══ Provided entries

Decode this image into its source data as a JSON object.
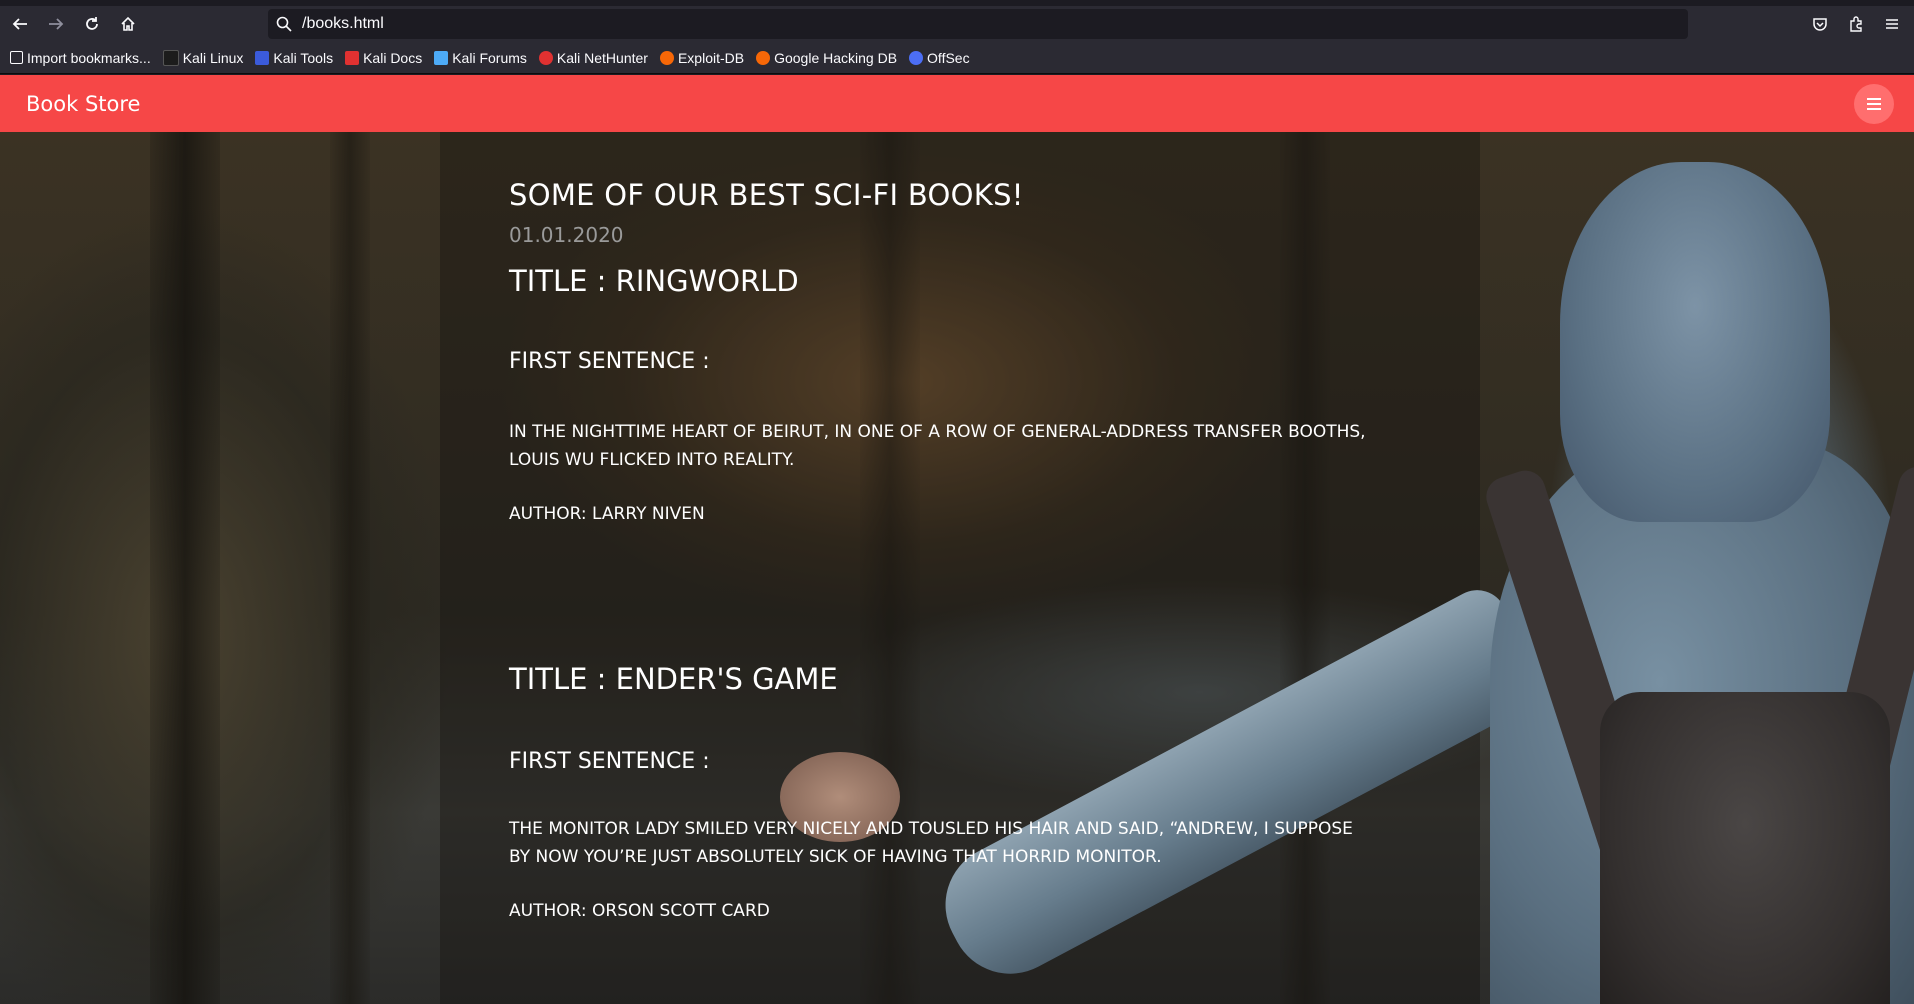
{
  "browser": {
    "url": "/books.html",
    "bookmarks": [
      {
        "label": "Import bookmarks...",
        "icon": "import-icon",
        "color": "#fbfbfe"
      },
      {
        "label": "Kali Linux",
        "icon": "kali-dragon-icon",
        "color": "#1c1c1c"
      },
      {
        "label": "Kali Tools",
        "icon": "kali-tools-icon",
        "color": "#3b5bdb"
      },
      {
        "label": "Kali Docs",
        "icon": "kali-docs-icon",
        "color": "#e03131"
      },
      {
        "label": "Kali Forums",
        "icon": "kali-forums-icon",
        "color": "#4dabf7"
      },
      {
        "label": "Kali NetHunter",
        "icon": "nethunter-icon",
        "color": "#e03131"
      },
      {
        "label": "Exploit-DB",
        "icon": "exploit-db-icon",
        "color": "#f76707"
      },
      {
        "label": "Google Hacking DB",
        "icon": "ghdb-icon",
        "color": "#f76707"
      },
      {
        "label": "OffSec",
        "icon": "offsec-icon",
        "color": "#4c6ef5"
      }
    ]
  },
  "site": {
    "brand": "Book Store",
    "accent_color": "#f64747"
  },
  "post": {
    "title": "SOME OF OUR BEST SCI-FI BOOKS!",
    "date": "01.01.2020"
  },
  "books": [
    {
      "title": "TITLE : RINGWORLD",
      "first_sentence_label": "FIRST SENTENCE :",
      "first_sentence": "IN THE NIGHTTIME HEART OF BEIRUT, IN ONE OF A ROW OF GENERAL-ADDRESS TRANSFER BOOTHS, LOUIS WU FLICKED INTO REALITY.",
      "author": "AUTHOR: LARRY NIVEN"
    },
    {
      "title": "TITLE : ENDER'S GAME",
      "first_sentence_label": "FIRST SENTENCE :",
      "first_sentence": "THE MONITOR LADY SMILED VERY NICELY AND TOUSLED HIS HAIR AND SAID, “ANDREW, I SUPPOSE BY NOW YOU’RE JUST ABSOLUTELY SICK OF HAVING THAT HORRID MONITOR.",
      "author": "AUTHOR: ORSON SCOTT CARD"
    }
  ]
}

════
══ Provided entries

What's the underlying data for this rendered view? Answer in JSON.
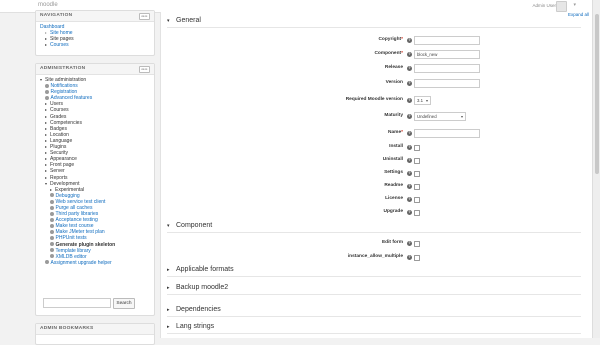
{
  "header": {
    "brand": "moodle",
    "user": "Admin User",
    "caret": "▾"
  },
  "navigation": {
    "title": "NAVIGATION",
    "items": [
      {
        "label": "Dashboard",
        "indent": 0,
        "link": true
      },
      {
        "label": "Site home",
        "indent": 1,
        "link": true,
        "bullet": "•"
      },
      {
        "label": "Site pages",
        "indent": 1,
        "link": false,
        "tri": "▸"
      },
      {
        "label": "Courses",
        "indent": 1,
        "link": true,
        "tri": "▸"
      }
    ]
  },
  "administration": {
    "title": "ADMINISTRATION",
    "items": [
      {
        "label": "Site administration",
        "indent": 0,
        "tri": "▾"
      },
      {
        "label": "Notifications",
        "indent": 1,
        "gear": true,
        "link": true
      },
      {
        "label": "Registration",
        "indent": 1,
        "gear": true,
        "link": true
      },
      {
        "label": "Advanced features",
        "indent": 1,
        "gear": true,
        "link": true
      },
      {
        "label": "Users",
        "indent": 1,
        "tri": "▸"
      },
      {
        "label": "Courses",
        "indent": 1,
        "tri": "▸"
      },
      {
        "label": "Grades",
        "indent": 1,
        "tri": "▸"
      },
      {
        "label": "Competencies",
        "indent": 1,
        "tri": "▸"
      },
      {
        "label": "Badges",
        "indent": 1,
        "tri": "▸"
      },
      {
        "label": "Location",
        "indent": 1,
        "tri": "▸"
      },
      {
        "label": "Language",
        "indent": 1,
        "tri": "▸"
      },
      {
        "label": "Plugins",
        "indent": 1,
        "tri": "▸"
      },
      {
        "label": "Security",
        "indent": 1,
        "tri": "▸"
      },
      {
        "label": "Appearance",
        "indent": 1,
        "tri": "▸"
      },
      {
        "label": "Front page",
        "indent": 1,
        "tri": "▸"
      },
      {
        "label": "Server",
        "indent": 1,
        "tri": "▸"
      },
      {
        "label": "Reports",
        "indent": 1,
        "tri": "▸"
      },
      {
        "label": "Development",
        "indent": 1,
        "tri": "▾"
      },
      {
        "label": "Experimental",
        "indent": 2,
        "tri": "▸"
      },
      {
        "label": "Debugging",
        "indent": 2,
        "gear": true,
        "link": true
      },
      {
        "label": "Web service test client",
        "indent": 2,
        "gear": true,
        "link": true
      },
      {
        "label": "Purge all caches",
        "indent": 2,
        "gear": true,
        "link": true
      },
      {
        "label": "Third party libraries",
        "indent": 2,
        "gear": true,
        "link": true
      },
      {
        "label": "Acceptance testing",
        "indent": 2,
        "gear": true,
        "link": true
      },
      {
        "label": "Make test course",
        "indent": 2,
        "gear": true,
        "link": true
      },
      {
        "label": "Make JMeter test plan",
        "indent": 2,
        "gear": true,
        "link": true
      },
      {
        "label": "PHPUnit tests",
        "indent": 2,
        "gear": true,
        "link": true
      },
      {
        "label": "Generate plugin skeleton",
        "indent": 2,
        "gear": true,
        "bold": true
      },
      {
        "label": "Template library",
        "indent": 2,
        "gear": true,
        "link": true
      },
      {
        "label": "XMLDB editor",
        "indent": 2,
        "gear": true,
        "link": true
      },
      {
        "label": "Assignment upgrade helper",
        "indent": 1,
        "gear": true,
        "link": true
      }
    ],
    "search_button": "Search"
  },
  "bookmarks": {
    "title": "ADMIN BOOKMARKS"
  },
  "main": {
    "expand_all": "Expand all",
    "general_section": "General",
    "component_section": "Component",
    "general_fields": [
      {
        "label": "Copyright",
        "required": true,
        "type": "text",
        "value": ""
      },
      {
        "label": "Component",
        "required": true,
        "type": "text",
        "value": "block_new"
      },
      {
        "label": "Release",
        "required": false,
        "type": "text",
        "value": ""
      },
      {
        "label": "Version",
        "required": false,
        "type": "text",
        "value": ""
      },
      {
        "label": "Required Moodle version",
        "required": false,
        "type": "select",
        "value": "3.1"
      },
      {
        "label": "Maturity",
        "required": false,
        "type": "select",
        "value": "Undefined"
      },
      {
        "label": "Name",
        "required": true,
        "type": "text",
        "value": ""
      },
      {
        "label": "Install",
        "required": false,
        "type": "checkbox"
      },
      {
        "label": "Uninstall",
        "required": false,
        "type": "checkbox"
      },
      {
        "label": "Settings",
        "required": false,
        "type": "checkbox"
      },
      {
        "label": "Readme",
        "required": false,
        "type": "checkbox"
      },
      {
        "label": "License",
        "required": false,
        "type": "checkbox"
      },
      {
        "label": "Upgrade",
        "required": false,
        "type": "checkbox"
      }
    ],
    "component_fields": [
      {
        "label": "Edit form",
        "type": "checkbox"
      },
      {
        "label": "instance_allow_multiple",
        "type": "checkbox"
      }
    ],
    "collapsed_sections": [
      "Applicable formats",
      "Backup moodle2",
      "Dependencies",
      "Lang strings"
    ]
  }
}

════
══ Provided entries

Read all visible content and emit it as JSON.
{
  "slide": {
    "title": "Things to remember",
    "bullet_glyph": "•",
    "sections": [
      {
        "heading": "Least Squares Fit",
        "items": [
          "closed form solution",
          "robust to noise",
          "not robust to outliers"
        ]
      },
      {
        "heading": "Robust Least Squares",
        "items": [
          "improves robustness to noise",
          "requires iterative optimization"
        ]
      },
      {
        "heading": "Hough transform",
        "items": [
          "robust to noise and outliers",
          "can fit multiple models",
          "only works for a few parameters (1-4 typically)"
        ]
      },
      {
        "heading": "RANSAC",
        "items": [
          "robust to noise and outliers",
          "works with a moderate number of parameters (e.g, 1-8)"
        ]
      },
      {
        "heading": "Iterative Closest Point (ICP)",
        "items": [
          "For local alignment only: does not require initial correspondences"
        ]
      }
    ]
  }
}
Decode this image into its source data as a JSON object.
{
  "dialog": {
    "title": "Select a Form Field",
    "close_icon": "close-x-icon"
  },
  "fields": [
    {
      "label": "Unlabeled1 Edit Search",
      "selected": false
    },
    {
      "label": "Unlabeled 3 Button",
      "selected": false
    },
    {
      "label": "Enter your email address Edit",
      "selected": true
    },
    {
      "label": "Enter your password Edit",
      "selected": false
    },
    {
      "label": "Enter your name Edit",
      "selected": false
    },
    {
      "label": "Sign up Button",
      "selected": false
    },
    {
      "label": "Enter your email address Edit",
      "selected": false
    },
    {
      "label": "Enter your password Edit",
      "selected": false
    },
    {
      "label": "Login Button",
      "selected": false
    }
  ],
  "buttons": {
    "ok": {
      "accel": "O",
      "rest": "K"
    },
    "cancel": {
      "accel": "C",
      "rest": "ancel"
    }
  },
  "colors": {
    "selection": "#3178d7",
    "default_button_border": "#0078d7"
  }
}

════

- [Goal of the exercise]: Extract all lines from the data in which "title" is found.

- [Output for this exercise]:
    "title": "SOME OF OUR BEST SCI-FI BOOKS!",
      "title": "TITLE : RINGWORLD",
      "title": "TITLE : ENDER'S GAME",
    "title": "NAVIGATION",
    "title": "ADMINISTRATION",
    "title": "ADMIN BOOKMARKS"
    "title": "Things to remember",
    "title": "Select a Form Field",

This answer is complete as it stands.